Edmonton Catholic school trustees approved a new policy Tuesday that supporters insist will protect students from discrimination and fulfil guidelines issued by the province earlier this year.
In a 5-2 vote, trustees approved policy GP14, titled “Commitment to Inclusive Communities in Edmonton Catholic Schools.”
The policy language promises to provide all students with “an environment that is free from discrimination of any type, including but not limited to discrimination based on race, colour, gender identity, gender expression, age, physical and mental characteristics, nationality, sexual orientation, family status or marital status.”
Trustee Patricia Grell, who first spoke out about the issue last spring, voted against the policy and called it too general and too generic to be of much help to LGBTQ students.
Board chair Marilyn Bergstra also voted against the policy. She spoke about the pervasive “myth, fear and a general lack of understanding” that continues to hamper efforts to embrace LGBTQ students.
She told fellow trustees she had been subjected to an outpouring of anger for her position on the divisive issue.
‘I will … uphold the Catholic faith’
“Sadly, some of the commentary I received was so over the top, so full of bias and hate, that I questioned my own safety at times,” she said.
When his turn to speak came, Trustee Larry Kowalczyk, who last fall offered the opinion that transgender people have a “mental disorder,” cited the archbishop as an authority on the issue and read part of a statement issued by the archdiocese earlier this year.
“I will continue to uphold the Catholic faith, and defend it,” he said.
Former chair Debbie Engel said she was proud of the board for drafting the policy.
“I personally don’t want to make a decision about who is most vulnerable,” she said. “All children need to be supported in the manner that best fits what they need.”
The Catholic board has been wrestling with the issue since May, when an Edmonton mother filed a human rights complaint saying her seven-year-old transgender daughter had been denied the right to use the girls’ washroom at her school.
Trustees battled over the issue during several raucous board meetings last fall. The debate at times was heated and emotional.
At one meeting in December, trustees spent much of their discussion focused on a single word, arguing about the difference between “just” and “unjust” discrimination.
Boards given guidelines by minister
In January, Education Minister David Eggen released guidelines for boards and instructed them to draft policies to support and protect all students, regardless of sexual orientation, gender identity and expression.
The minister’s 21-page document made it clear that students have the right to self-identify their gender and be addressed by the name and pronoun of their choice.
Policies outlined in the document would allow students to dress in clothing and participate on the sports team that reflect their gender identity and expression.
The provincial document said students must be allowed to use the washroom they are most comfortable with, and all schools must have at least one single-stall washroom, but students should not be forced to use it unless they want to.
Marni Panas, a social advocate and transgender woman, attended Tuesday’s meeting and said the policy will do nothing to make LGBTQ students feel safer in their schools.
“Nothing has changed, and it’s very disappointing,” Panas said.

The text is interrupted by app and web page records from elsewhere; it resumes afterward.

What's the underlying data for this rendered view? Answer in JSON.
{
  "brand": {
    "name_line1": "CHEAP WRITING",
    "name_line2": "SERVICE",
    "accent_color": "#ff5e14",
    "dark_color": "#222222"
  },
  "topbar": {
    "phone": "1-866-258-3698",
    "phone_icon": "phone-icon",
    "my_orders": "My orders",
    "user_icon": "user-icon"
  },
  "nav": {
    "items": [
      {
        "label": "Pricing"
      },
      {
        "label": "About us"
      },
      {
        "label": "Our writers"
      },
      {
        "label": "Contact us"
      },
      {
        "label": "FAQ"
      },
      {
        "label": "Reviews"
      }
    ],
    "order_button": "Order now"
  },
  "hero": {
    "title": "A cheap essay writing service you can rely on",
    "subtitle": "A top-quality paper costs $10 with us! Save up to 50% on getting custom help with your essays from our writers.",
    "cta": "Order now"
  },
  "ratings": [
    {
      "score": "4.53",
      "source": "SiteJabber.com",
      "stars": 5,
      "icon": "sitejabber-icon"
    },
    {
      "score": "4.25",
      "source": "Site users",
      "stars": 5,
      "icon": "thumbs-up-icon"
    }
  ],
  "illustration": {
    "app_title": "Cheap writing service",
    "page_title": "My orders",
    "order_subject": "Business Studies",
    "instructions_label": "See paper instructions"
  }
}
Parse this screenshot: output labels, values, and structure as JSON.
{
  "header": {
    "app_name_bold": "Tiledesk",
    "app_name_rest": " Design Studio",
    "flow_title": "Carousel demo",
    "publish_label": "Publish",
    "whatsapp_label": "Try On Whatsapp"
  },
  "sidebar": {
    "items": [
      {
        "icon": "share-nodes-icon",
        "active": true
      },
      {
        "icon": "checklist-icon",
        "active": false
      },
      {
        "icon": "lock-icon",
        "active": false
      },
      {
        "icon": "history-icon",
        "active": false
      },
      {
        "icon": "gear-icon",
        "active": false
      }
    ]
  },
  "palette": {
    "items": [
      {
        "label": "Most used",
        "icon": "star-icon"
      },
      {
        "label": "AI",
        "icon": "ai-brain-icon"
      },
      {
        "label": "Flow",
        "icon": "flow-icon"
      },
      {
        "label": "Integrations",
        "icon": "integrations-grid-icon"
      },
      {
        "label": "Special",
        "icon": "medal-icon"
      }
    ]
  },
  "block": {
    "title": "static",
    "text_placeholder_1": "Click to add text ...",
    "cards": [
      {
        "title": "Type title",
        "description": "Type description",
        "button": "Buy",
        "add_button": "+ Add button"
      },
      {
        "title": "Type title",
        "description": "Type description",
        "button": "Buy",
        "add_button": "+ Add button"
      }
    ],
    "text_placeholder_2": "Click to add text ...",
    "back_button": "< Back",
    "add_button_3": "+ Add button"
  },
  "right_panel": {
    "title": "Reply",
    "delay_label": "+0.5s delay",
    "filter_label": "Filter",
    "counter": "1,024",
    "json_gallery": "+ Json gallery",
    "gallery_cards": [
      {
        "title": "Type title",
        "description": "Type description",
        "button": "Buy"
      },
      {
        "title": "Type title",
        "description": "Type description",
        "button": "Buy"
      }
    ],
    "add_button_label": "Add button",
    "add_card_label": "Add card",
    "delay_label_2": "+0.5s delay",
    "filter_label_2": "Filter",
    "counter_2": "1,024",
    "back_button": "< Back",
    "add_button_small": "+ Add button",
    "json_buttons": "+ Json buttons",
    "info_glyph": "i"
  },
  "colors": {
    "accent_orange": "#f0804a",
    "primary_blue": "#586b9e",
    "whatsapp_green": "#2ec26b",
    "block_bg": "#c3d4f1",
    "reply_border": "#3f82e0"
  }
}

The board, by voting for the policy, missed an opportunity to be on the right side of a crucial human rights issue, Panas said.
“Nothing in this policy tells me that a child will be safe to use the washroom that they identify with.”
Education Minister David Eggen issued a statement after the meeting.
“We know that the Edmonton Catholic school board made an effort to agree on a policy, and we commend it for its effort,” he said. “I will review it after it has been submitted. I will then provide feedback, keeping in mind the government’s commitment to ensuring all students are guaranteed basic human rights, and that all schools are welcoming, caring, respectful and safe.”